## Aim of the exercise
Exactly as written, print each of the entries.
BEGIN Listed records
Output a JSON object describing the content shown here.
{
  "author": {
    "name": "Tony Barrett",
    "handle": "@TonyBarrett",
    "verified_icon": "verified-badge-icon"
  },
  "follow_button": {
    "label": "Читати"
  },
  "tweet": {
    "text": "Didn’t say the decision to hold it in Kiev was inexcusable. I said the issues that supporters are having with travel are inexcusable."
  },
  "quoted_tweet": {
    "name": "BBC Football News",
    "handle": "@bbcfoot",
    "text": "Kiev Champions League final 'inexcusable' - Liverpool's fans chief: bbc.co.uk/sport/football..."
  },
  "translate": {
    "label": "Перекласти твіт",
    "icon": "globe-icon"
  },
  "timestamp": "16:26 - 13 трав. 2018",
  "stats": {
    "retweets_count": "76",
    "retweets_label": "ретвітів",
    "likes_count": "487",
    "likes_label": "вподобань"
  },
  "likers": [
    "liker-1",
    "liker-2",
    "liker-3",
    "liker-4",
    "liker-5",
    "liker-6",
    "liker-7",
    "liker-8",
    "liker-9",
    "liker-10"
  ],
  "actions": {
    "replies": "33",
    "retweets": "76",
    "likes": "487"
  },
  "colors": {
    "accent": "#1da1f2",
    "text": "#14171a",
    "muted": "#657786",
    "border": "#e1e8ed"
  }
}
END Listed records
## Solution to this problem
Output a JSON object describing the content shown here.
{
  "author": {
    "name": "Tony Barrett",
    "handle": "@TonyBarrett",
    "verified_icon": "verified-badge-icon"
  },
  "follow_button": {
    "label": "Читати"
  },
  "tweet": {
    "text": "Didn’t say the decision to hold it in Kiev was inexcusable. I said the issues that supporters are having with travel are inexcusable."
  },
  "quoted_tweet": {
    "name": "BBC Football News",
    "handle": "@bbcfoot",
    "text": "Kiev Champions League final 'inexcusable' - Liverpool's fans chief: bbc.co.uk/sport/football..."
  },
  "translate": {
    "label": "Перекласти твіт",
    "icon": "globe-icon"
  },
  "timestamp": "16:26 - 13 трав. 2018",
  "stats": {
    "retweets_count": "76",
    "retweets_label": "ретвітів",
    "likes_count": "487",
    "likes_label": "вподобань"
  },
  "likers": [
    "liker-1",
    "liker-2",
    "liker-3",
    "liker-4",
    "liker-5",
    "liker-6",
    "liker-7",
    "liker-8",
    "liker-9",
    "liker-10"
  ],
  "actions": {
    "replies": "33",
    "retweets": "76",
    "likes": "487"
  },
  "colors": {
    "accent": "#1da1f2",
    "text": "#14171a",
    "muted": "#657786",
    "border": "#e1e8ed"
  }
}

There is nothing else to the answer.